The initially cancelled speaking event by Elisha Krauss at Ole Miss, went on without a hitch on Wednesday after a venue change from the Overby Center to the Student Union on the Ole Miss campus.
Krauss, a conservative contributor to the Daily Wire spoke on the importance of free speech. Her event was sponsored by the Ole Miss chapter of the Young Americans for Freedom (YAF). The lecture was rescheduled to the student union after the controversy.
“You never know what will happen on university campuses, and we are glad we could still have an event like this,” Krauss said. “It’s comforting to see that Ole Miss is still a place where free speech is welcome.”
According to the Daily Mississippian, in her speech Krauss linked the changing state of free speech on college campuses to recent criticism faced by professional comedians for offensive jokes, like Dave Chappelle. She made mention of what she called “victim culture” while also defending the rights of churches and religious schools who refuse to hire people whose lifestyles don’t line up with their beliefs. On the flip side, she defended the rights of people who disagree with those decisions, to protest.
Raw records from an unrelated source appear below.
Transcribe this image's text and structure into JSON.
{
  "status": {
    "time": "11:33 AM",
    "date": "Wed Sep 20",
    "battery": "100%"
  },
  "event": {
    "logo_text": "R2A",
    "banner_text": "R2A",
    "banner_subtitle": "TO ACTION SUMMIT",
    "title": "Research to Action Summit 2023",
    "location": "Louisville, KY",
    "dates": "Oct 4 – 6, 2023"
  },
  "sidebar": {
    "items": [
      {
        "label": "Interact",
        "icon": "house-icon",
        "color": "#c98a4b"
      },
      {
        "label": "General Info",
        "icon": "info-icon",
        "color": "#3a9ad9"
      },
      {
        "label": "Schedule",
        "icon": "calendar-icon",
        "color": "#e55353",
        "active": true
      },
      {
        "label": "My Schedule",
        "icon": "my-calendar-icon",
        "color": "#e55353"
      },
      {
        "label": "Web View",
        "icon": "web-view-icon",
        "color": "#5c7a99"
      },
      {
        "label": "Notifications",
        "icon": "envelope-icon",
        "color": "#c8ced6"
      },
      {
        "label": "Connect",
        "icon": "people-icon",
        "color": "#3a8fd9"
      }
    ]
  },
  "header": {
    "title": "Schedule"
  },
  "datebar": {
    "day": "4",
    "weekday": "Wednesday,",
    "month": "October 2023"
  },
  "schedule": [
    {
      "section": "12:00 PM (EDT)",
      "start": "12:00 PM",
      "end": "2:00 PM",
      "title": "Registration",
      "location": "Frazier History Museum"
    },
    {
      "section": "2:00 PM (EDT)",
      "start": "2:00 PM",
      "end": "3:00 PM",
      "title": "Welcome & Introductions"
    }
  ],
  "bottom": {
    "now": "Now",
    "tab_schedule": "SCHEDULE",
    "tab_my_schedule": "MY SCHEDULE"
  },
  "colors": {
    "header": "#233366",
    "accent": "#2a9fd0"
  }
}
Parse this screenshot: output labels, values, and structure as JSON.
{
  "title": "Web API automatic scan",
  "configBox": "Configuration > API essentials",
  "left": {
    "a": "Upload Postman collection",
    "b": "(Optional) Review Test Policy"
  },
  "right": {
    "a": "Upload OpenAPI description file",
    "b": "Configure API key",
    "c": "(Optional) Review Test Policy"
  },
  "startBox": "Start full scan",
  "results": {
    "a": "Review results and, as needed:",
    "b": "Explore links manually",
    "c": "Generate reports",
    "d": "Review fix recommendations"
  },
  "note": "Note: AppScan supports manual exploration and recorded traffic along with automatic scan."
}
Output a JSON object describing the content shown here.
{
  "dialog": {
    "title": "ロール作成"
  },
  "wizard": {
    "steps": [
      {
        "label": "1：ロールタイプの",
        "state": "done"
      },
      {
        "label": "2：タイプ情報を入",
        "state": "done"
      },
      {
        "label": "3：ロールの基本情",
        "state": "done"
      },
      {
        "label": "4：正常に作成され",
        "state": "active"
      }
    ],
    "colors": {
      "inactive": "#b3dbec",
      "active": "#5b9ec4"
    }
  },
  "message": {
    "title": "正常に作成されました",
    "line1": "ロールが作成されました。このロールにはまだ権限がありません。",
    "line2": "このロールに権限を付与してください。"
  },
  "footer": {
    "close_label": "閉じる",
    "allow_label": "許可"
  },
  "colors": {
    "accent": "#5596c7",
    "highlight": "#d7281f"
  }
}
Just a week ago, Curtis Wilkie, a professor at the Ole Miss School of Journalism and Overby Fellow canceled the event that was to take place in the Overby Center. Wilkie cited an unwritten policy that does not allow ideological groups to speak in the venue. The Ole Miss administration quickly overruled the decision to cancel Krauss. They reached out to her and rescheduled the venue in which she would speak on the 13th.
The original email from Wilkie read:
“Young Americans for Freedom is described as an ‘ideologically conservative youth activism organization.’ From my many years as a political reporter, I know that the group is strongly linked to the Republican Party. So I feel we have to say ‘no’ to you, too.”
Wilkie later penned an email submission to the Oxford Eagle to explain his actions.
“I made the decision alone, the same way I’ve made other decisions about the use of the Overby Auditorium without consulting anyone in the University Administration,” Wilkie’s letter read. “From the beginning of the Overby Center in 2007, those decisions were made on a general, unwritten understanding I had with Charles Overby.”
In this post Wilkie called the initial scheduling of the speaker a ‘misunderstanding’ by fault of the Overby Center. He believed he was receiving the request from the Lott Public Policy Leadership program, which the Center has worked with in the past.
“What I then learned Thursday, that the program was being advertised with a flier with political overtones, we found that the program’s sponsor was the Young Americans for Freedom, a conservative group that for many years that has been identified with Republican causes,” Wilkie stated. “I felt we had no choice but to say that they could not use our auditorium. In my message to them, I apologized, expressed my hope that they could quickly find another venue on campus and added that I welcomed their activity on campus. I never ‘disinvited’ the group from campus.”